- _ABOUT THIS TASK_
Would you write out the records below exactly as given?

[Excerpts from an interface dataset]
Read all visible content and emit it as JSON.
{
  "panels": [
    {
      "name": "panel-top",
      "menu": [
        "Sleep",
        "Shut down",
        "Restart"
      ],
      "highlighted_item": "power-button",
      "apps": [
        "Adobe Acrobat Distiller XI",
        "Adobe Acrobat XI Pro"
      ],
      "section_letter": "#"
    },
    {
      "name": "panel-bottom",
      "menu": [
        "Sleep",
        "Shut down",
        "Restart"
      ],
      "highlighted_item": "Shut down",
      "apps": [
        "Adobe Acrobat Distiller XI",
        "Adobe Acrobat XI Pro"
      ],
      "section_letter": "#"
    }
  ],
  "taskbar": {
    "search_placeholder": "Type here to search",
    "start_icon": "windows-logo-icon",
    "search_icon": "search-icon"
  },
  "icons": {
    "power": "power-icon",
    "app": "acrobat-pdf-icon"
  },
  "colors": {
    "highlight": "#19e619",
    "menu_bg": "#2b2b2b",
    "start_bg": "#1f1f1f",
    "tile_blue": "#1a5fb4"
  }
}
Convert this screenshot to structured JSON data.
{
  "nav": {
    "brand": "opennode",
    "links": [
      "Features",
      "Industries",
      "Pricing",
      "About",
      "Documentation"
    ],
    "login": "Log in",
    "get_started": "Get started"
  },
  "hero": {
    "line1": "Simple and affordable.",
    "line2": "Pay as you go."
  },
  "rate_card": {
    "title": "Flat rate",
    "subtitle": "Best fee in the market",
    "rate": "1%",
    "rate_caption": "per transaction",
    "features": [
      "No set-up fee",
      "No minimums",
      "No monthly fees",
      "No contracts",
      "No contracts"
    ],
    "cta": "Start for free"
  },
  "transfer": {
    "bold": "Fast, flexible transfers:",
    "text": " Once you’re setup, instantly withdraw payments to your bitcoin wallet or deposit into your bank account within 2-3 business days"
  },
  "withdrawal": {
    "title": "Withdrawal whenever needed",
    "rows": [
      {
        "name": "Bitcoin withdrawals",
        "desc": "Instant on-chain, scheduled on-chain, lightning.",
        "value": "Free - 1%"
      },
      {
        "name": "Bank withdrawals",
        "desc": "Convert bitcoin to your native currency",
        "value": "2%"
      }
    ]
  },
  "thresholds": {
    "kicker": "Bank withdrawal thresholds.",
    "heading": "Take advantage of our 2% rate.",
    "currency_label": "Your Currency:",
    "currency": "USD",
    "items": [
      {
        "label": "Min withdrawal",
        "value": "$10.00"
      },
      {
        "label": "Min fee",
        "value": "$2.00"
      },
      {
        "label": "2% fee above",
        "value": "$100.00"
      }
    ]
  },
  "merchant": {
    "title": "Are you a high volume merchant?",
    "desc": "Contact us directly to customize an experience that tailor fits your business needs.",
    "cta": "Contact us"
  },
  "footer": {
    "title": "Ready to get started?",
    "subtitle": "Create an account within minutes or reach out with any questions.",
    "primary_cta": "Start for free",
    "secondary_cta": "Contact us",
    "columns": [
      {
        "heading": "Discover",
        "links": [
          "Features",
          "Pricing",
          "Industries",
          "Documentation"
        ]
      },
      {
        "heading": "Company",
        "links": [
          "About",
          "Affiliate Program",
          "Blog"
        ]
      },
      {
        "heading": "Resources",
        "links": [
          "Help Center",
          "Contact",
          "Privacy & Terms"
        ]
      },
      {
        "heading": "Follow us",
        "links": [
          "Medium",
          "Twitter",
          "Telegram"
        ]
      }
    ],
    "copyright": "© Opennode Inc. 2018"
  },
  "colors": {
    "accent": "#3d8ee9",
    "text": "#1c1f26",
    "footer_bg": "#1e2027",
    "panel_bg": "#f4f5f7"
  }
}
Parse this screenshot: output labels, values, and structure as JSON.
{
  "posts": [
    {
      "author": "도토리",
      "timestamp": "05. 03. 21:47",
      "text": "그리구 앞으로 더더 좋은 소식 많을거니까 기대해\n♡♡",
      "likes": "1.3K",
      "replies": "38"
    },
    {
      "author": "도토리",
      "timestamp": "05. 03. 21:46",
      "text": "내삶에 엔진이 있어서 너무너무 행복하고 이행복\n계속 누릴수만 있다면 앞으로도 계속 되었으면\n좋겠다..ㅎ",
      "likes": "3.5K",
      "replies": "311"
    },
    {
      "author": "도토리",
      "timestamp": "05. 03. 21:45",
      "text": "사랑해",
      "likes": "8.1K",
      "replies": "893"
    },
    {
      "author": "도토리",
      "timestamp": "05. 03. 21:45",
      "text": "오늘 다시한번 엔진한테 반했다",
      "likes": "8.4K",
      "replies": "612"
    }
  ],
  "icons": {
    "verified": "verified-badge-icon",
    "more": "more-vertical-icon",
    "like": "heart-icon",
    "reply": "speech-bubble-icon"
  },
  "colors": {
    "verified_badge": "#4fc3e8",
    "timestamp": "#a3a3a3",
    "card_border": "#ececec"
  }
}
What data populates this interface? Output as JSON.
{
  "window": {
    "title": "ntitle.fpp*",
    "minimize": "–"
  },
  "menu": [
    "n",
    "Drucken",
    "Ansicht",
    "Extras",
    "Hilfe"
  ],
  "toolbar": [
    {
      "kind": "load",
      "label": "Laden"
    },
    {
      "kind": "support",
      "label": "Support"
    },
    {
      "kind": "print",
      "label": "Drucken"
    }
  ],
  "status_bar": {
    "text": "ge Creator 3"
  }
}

- _RESPONSE FOR THIS EXERCISE_
Read all visible content and emit it as JSON.
{
  "panels": [
    {
      "name": "panel-top",
      "menu": [
        "Sleep",
        "Shut down",
        "Restart"
      ],
      "highlighted_item": "power-button",
      "apps": [
        "Adobe Acrobat Distiller XI",
        "Adobe Acrobat XI Pro"
      ],
      "section_letter": "#"
    },
    {
      "name": "panel-bottom",
      "menu": [
        "Sleep",
        "Shut down",
        "Restart"
      ],
      "highlighted_item": "Shut down",
      "apps": [
        "Adobe Acrobat Distiller XI",
        "Adobe Acrobat XI Pro"
      ],
      "section_letter": "#"
    }
  ],
  "taskbar": {
    "search_placeholder": "Type here to search",
    "start_icon": "windows-logo-icon",
    "search_icon": "search-icon"
  },
  "icons": {
    "power": "power-icon",
    "app": "acrobat-pdf-icon"
  },
  "colors": {
    "highlight": "#19e619",
    "menu_bg": "#2b2b2b",
    "start_bg": "#1f1f1f",
    "tile_blue": "#1a5fb4"
  }
}
Convert this screenshot to structured JSON data.
{
  "nav": {
    "brand": "opennode",
    "links": [
      "Features",
      "Industries",
      "Pricing",
      "About",
      "Documentation"
    ],
    "login": "Log in",
    "get_started": "Get started"
  },
  "hero": {
    "line1": "Simple and affordable.",
    "line2": "Pay as you go."
  },
  "rate_card": {
    "title": "Flat rate",
    "subtitle": "Best fee in the market",
    "rate": "1%",
    "rate_caption": "per transaction",
    "features": [
      "No set-up fee",
      "No minimums",
      "No monthly fees",
      "No contracts",
      "No contracts"
    ],
    "cta": "Start for free"
  },
  "transfer": {
    "bold": "Fast, flexible transfers:",
    "text": " Once you’re setup, instantly withdraw payments to your bitcoin wallet or deposit into your bank account within 2-3 business days"
  },
  "withdrawal": {
    "title": "Withdrawal whenever needed",
    "rows": [
      {
        "name": "Bitcoin withdrawals",
        "desc": "Instant on-chain, scheduled on-chain, lightning.",
        "value": "Free - 1%"
      },
      {
        "name": "Bank withdrawals",
        "desc": "Convert bitcoin to your native currency",
        "value": "2%"
      }
    ]
  },
  "thresholds": {
    "kicker": "Bank withdrawal thresholds.",
    "heading": "Take advantage of our 2% rate.",
    "currency_label": "Your Currency:",
    "currency": "USD",
    "items": [
      {
        "label": "Min withdrawal",
        "value": "$10.00"
      },
      {
        "label": "Min fee",
        "value": "$2.00"
      },
      {
        "label": "2% fee above",
        "value": "$100.00"
      }
    ]
  },
  "merchant": {
    "title": "Are you a high volume merchant?",
    "desc": "Contact us directly to customize an experience that tailor fits your business needs.",
    "cta": "Contact us"
  },
  "footer": {
    "title": "Ready to get started?",
    "subtitle": "Create an account within minutes or reach out with any questions.",
    "primary_cta": "Start for free",
    "secondary_cta": "Contact us",
    "columns": [
      {
        "heading": "Discover",
        "links": [
          "Features",
          "Pricing",
          "Industries",
          "Documentation"
        ]
      },
      {
        "heading": "Company",
        "links": [
          "About",
          "Affiliate Program",
          "Blog"
        ]
      },
      {
        "heading": "Resources",
        "links": [
          "Help Center",
          "Contact",
          "Privacy & Terms"
        ]
      },
      {
        "heading": "Follow us",
        "links": [
          "Medium",
          "Twitter",
          "Telegram"
        ]
      }
    ],
    "copyright": "© Opennode Inc. 2018"
  },
  "colors": {
    "accent": "#3d8ee9",
    "text": "#1c1f26",
    "footer_bg": "#1e2027",
    "panel_bg": "#f4f5f7"
  }
}
Parse this screenshot: output labels, values, and structure as JSON.
{
  "posts": [
    {
      "author": "도토리",
      "timestamp": "05. 03. 21:47",
      "text": "그리구 앞으로 더더 좋은 소식 많을거니까 기대해\n♡♡",
      "likes": "1.3K",
      "replies": "38"
    },
    {
      "author": "도토리",
      "timestamp": "05. 03. 21:46",
      "text": "내삶에 엔진이 있어서 너무너무 행복하고 이행복\n계속 누릴수만 있다면 앞으로도 계속 되었으면\n좋겠다..ㅎ",
      "likes": "3.5K",
      "replies": "311"
    },
    {
      "author": "도토리",
      "timestamp": "05. 03. 21:45",
      "text": "사랑해",
      "likes": "8.1K",
      "replies": "893"
    },
    {
      "author": "도토리",
      "timestamp": "05. 03. 21:45",
      "text": "오늘 다시한번 엔진한테 반했다",
      "likes": "8.4K",
      "replies": "612"
    }
  ],
  "icons": {
    "verified": "verified-badge-icon",
    "more": "more-vertical-icon",
    "like": "heart-icon",
    "reply": "speech-bubble-icon"
  },
  "colors": {
    "verified_badge": "#4fc3e8",
    "timestamp": "#a3a3a3",
    "card_border": "#ececec"
  }
}
What data populates this interface? Output as JSON.
{
  "window": {
    "title": "ntitle.fpp*",
    "minimize": "–"
  },
  "menu": [
    "n",
    "Drucken",
    "Ansicht",
    "Extras",
    "Hilfe"
  ],
  "toolbar": [
    {
      "kind": "load",
      "label": "Laden"
    },
    {
      "kind": "support",
      "label": "Support"
    },
    {
      "kind": "print",
      "label": "Drucken"
    }
  ],
  "status_bar": {
    "text": "ge Creator 3"
  }
}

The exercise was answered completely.